This course explores special topics in fiction writing and in relevant theory and criticism. May be repeated for credit as topic changes.
The class will be a semester-long praxis lead by the visiting writer or visiting collaborative group currently in residence. The visiting writer/visiting collaborative group will work with students to plan, research, develop, and execute an on-campus or off-campus collaborative project, intervention, performance, or excursion. This section is for graduate students only.
Human language use is an inherently ecological practice in that it participates in forming the way we think, write, and act in regards to the world we share with other living things. As such, language can be used as a force for imagining and establishing new ways of living together, but it must also be scrutinized for the ways in which our past and presents linguistic concepts and strategies have contributed to a history of unsustainable attitudes and practices. In this course, we will read across a broad spectrum of poetry, philosophy, and history-as well as looking at a number of works in other media (film, video, image, and earthworks)-in order to contextualize contemporary ecolinguistic practices. We will also write: in the spirit of experiment and serious play, our poems and essays will test some of the ideas, concepts and orientations we discover along the way.
Mentored Studies (I and II) is one of the core sequences in the graduate Writing Program. This course, Mentored Studies I, allows students to work closely over the semester with their chosen writing Mentor.

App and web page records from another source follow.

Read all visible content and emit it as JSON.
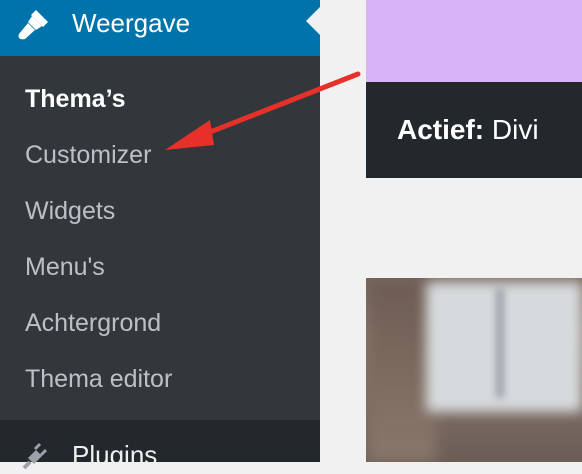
{
  "sidebar": {
    "current_menu": {
      "label": "Weergave",
      "icon": "paintbrush-icon"
    },
    "submenu": [
      {
        "label": "Thema’s",
        "current": true
      },
      {
        "label": "Customizer",
        "current": false
      },
      {
        "label": "Widgets",
        "current": false
      },
      {
        "label": "Menu's",
        "current": false
      },
      {
        "label": "Achtergrond",
        "current": false
      },
      {
        "label": "Thema editor",
        "current": false
      }
    ],
    "next_menu": {
      "label": "Plugins",
      "icon": "plug-icon"
    }
  },
  "theme": {
    "active_label": "Actief:",
    "active_name": "Divi"
  },
  "colors": {
    "sidebar_bg": "#32373c",
    "current_menu_bg": "#0073aa",
    "theme_preview": "#d8b4f7",
    "annotation_arrow": "#e8302a"
  }
}
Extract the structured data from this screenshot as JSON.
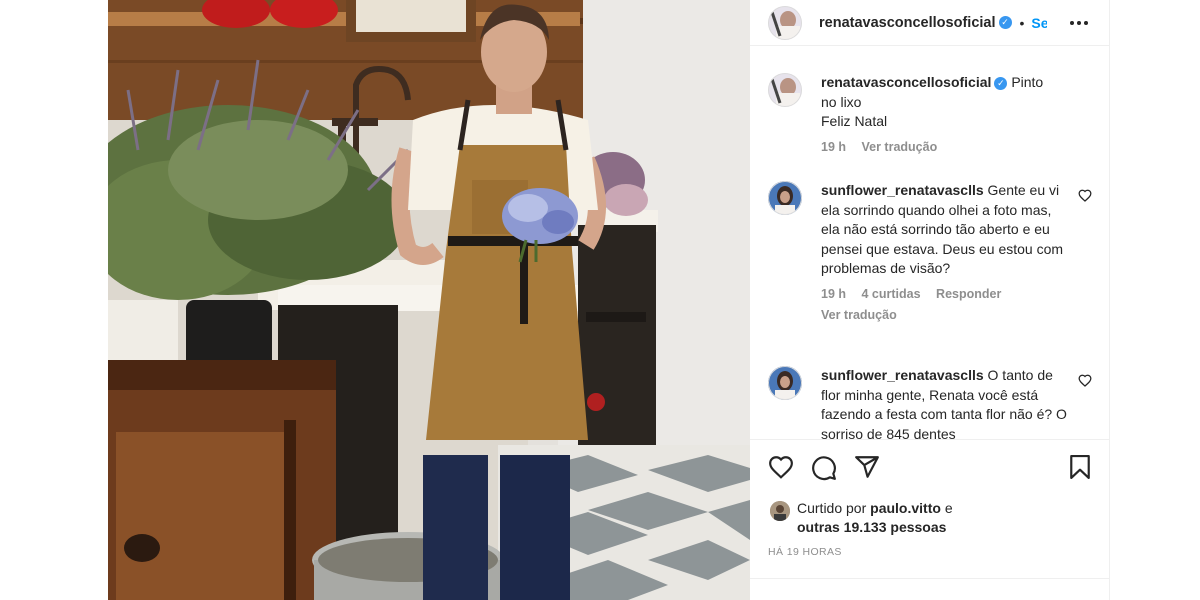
{
  "post": {
    "username": "renatavasconcellosoficial",
    "follow_label": "Seguir",
    "separator": "•"
  },
  "caption": {
    "username": "renatavasconcellosoficial",
    "text_line1": "Pinto",
    "text_line2": "no lixo",
    "text_line3": "Feliz Natal",
    "time": "19 h",
    "translate": "Ver tradução"
  },
  "comments": [
    {
      "username": "sunflower_renatavasclls",
      "text": "Gente eu vi ela sorrindo quando olhei a foto mas, ela não está sorrindo tão aberto e eu pensei que estava. Deus eu estou com problemas de visão?",
      "time": "19 h",
      "likes": "4 curtidas",
      "reply": "Responder",
      "translate": "Ver tradução"
    },
    {
      "username": "sunflower_renatavasclls",
      "text": "O tanto de flor minha gente, Renata você está fazendo a festa com tanta flor não é? O sorriso de 845 dentes"
    }
  ],
  "likes": {
    "prefix": "Curtido por",
    "liker": "paulo.vitto",
    "connector": "e",
    "others": "outras 19.133 pessoas"
  },
  "timestamp": "HÁ 19 HORAS",
  "icons": [
    "heart-icon",
    "comment-icon",
    "share-icon",
    "bookmark-icon",
    "more-icon",
    "verified-icon"
  ],
  "colors": {
    "link": "#0095f6",
    "verified": "#3897f0",
    "muted": "#8e8e8e",
    "apron": "#a77a3a"
  }
}
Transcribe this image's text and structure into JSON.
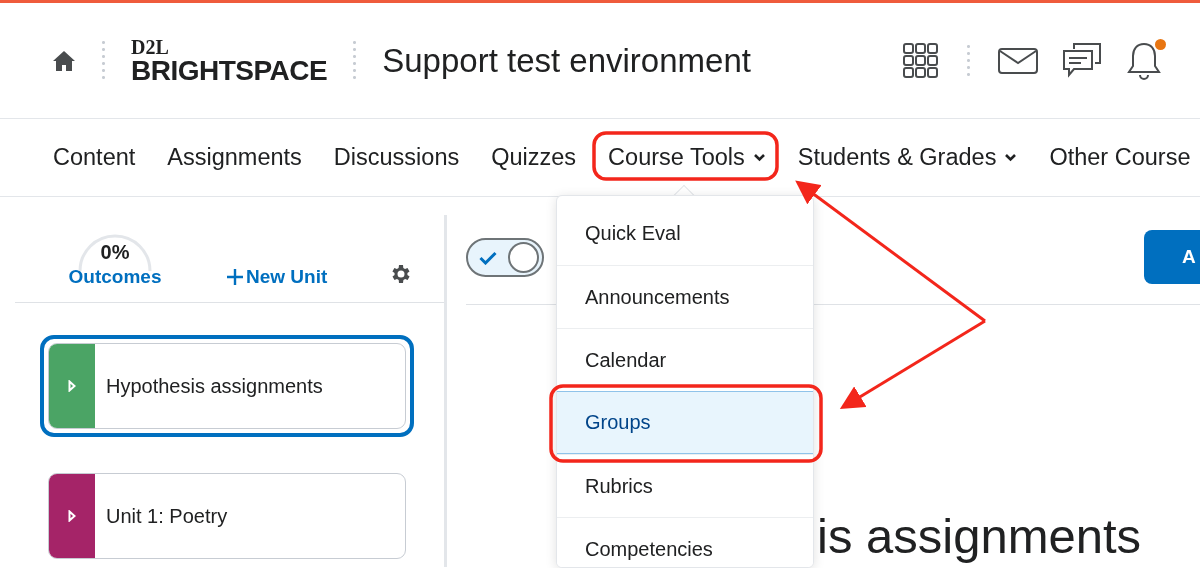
{
  "header": {
    "logo": {
      "top": "D2L",
      "bottom": "BRIGHTSPACE"
    },
    "title": "Support test environment",
    "notifications": true
  },
  "nav": [
    {
      "label": "Content",
      "kind": "link"
    },
    {
      "label": "Assignments",
      "kind": "link"
    },
    {
      "label": "Discussions",
      "kind": "link"
    },
    {
      "label": "Quizzes",
      "kind": "link"
    },
    {
      "label": "Course Tools",
      "kind": "menu"
    },
    {
      "label": "Students & Grades",
      "kind": "menu"
    },
    {
      "label": "Other Course",
      "kind": "link"
    }
  ],
  "menu": [
    {
      "label": "Quick Eval",
      "selected": false
    },
    {
      "label": "Announcements",
      "selected": false
    },
    {
      "label": "Calendar",
      "selected": false
    },
    {
      "label": "Groups",
      "selected": true
    },
    {
      "label": "Rubrics",
      "selected": false
    },
    {
      "label": "Competencies",
      "selected": false
    }
  ],
  "sidebar": {
    "outcomes": {
      "reading": "0%",
      "label": "Outcomes"
    },
    "new_unit": "New Unit",
    "units": [
      {
        "title": "Hypothesis assignments",
        "color": "#4ba465",
        "selected": true
      },
      {
        "title": "Unit 1: Poetry",
        "color": "#a52468",
        "selected": false
      }
    ]
  },
  "main": {
    "toggle": {
      "on": true
    },
    "button": "A",
    "heading": "is assignments"
  }
}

Through 4-5 targeted meetings, the Mentored Studies class is designed to provide a student with one-on-one contact, advisement, and in-depth creative engagement with their selected mentors.

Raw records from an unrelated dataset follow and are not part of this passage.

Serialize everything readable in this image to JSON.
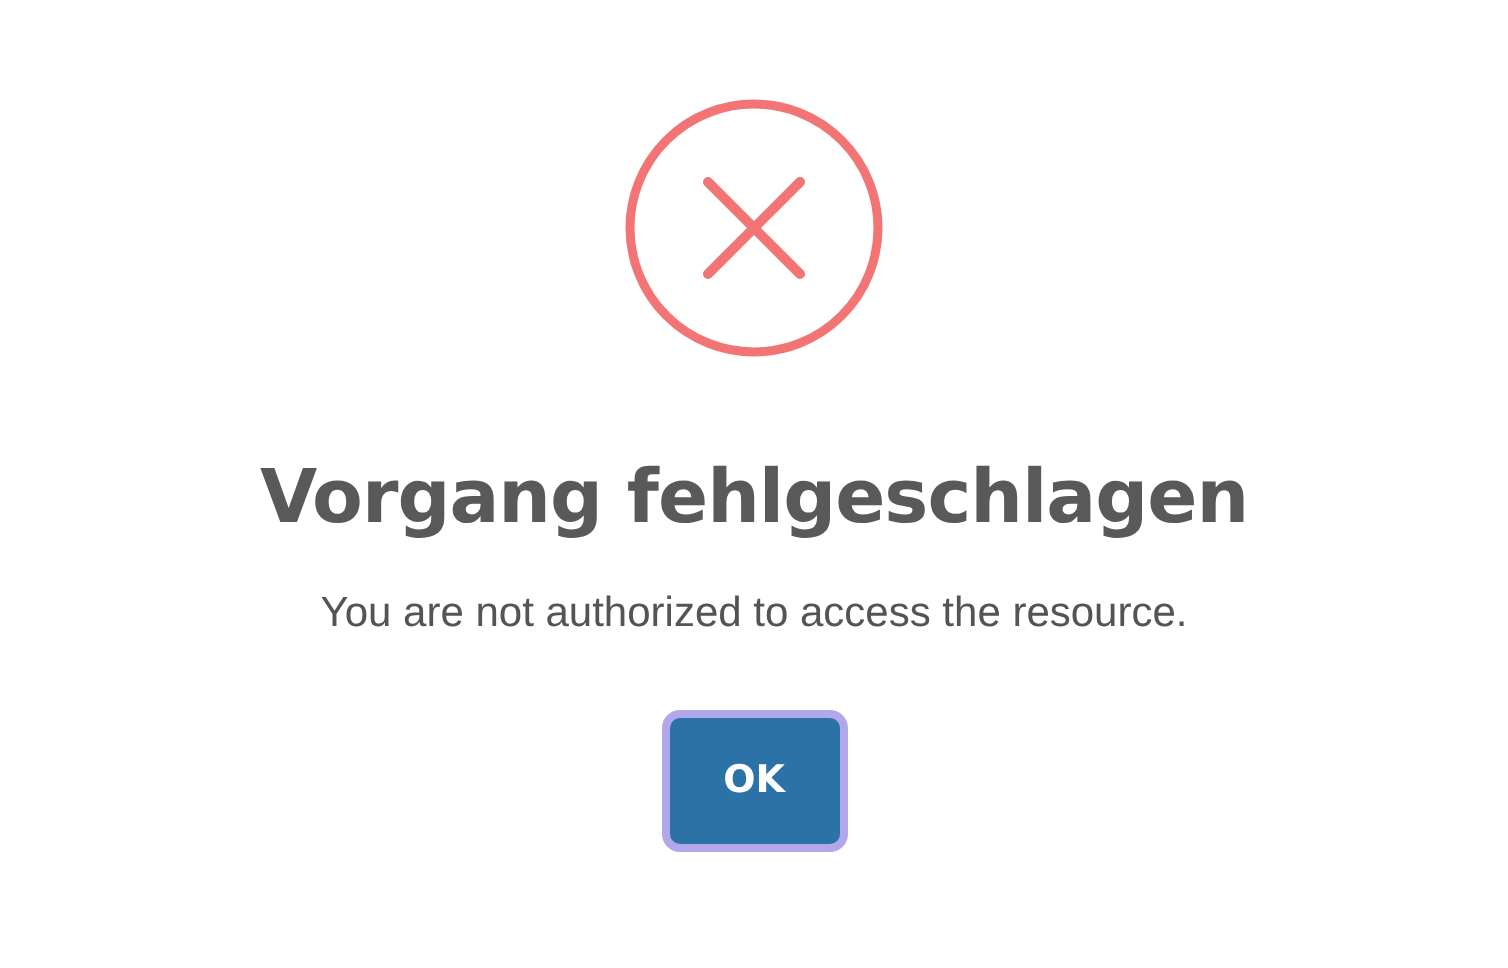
{
  "dialog": {
    "kind": "error",
    "title": "Vorgang fehlgeschlagen",
    "message": "You are not authorized to access the resource.",
    "confirm_button": {
      "label": "OK",
      "focused": true
    }
  }
}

Mentored Studies (I and II) is one of the core sequences in the graduate Writing Program. This course, Mentored Studies II, allows students to work one-on-one over the semester with their chosen writing mentor in order to seek advice, share knowledge, and receive feedback and guidance on their writing.

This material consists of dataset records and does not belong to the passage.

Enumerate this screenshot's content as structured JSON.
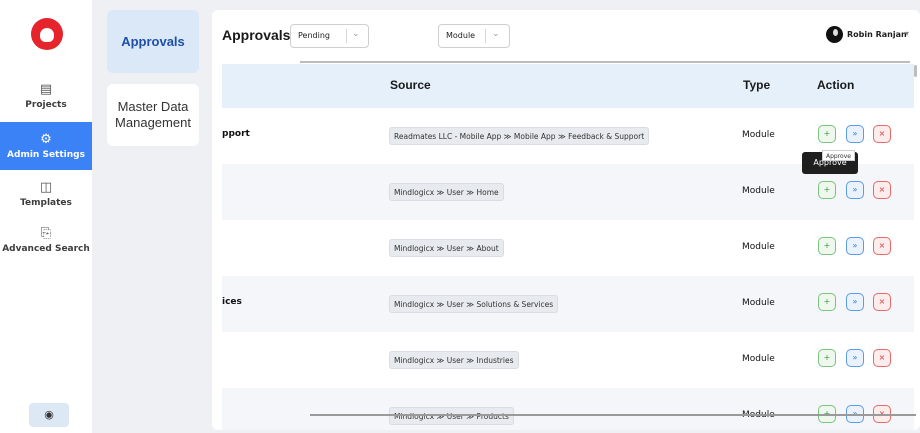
{
  "nav": {
    "items": [
      {
        "label": "Projects",
        "icon": "clipboard-icon"
      },
      {
        "label": "Admin Settings",
        "icon": "user-settings-icon"
      },
      {
        "label": "Templates",
        "icon": "template-icon"
      },
      {
        "label": "Advanced Search",
        "icon": "search-document-icon"
      }
    ],
    "collapse_icon": "collapse-icon"
  },
  "panel": {
    "approvals_label": "Approvals",
    "master_label": "Master Data Management"
  },
  "header": {
    "title": "Approvals",
    "status_value": "Pending",
    "module_value": "Module",
    "user_name": "Robin Ranjan"
  },
  "table": {
    "col_source": "Source",
    "col_type": "Type",
    "col_action": "Action",
    "rows": [
      {
        "name": "pport",
        "source": "Readmates LLC - Mobile App ≫ Mobile App ≫ Feedback & Support",
        "type": "Module"
      },
      {
        "name": "",
        "source": "Mindlogicx ≫ User ≫ Home",
        "type": "Module"
      },
      {
        "name": "",
        "source": "Mindlogicx ≫ User ≫ About",
        "type": "Module"
      },
      {
        "name": "ices",
        "source": "Mindlogicx ≫ User ≫ Solutions & Services",
        "type": "Module"
      },
      {
        "name": "",
        "source": "Mindlogicx ≫ User ≫ Industries",
        "type": "Module"
      },
      {
        "name": "",
        "source": "Mindlogicx ≫ User ≫ Products",
        "type": "Module"
      }
    ]
  },
  "tooltip": {
    "main": "Approve",
    "small": "Approve"
  },
  "colors": {
    "brand": "#e5242b",
    "accent": "#3b82f6",
    "approve": "#3e9a43",
    "forward": "#2f74cf",
    "reject": "#d63b3b"
  }
}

The Writing Studio is the core class of the M.F.A. in Writing. It is offered every semester and aims to provide students with an opportunity to have their creative work-in-process critiques in an engaged, dialogic, and collaborative setting by experts in the field. All first and second year M.F.A. students are required to participate. In addition, full-time and participating part-time faculty members will be invited to attend along with affiliated writers, critics, artists, activists, and designers, who will be invited as guest critics.
This is a first year, first-semester foundational reading and discussion-based seminar covering the history and theory of collaborative and engaged writing practices. Students will explore various critical and creative lines of inquiry related to collaborative and expansive writing practices.
This is a second year, first-semester foundational reading and discussion-based seminar that links to and extends Writing Practices I. Under the guidance of a faculty member second year students will collaboratively work with each other and with the professor to suggest texts, speakers, and pedagogical approaches that explore and thematize the history and theory of collaborative and expansive writing practices. The course aims to give students a strong sense of how the theory and tradition behind such approaches can be shared, enacted, and transmitted.
This is a second-year hands-on practice and development residency stretching over two semesters that will oversee students' independent and self-directed and/or group-directed creative and social engagement with an outside organization that complements or inspires their writing and research practices. Guided by a faculty member, students identify an outside community group, activist group, institution, or community willing to host the student as a Writer in Residence. The student, in turn, will collaborate with this organization to develop a range of creative cross-media interventions and collaborations, which will be carried out in the following semester (Fieldwork Residency II).
This is the second of two Fieldwork sequences. It is designed, like the first, as a hands-on practice and development class that will oversee students' creative and social engagement with an outside organization that complements and feeds their writing and research practices. In this class, students collaborate with their outside community group, activist group, institution, or community in order to create and carry out creative collaborations. Students may also found a collaborative group and work together on this Fieldwork project.
This course will be run as an workshop and knowledge-sharing seminar, for students who are completing their M.F.A. thesis. In class, students will share their work-in-progress and receive critical feedback on ways to improve the final thesis. The faculty member running the seminar will guide the discussion of the work-in-progress, suggest resources (other writings, critical/theoretical work, authors, artists, etc.) to improve the thesis, and help to keep the student on track to completion.
This course is for students who have taken WR 604A: Final Thesis/Project and are in the process of producing a Final thesis/project.
The practice and theory of literary translation are subject to and addressed by diverse methods and ideologies, many of which have come to influence the work of contemporary writers both mono- and multi-lingual. In this theory/practice course, we will shift the focus from unidirectional translation-\"source\" language to \"target\" language-to the rich territories of multilingual texts.
In this course, students investigate the theory and practice of radical and experimental prose. The focus of study is primarily on texts by authors that maneuver syntax and language in order to question received habits of reading and writing. This tutorial is both a seminar and a practicum: Students will write a critical paper on one of the prose works we study in the course. Students will also craft a collection of their own prose interventions.
This course will familiarize students with the history of small publishing projects, zines, magazines, and journals, as a foundation for evaluating and participating in our current publishing landscape. Students will edit and publish a collection of new writing, published by the Pratt MFA in Writing Program, in addition to developing their own editorial projects.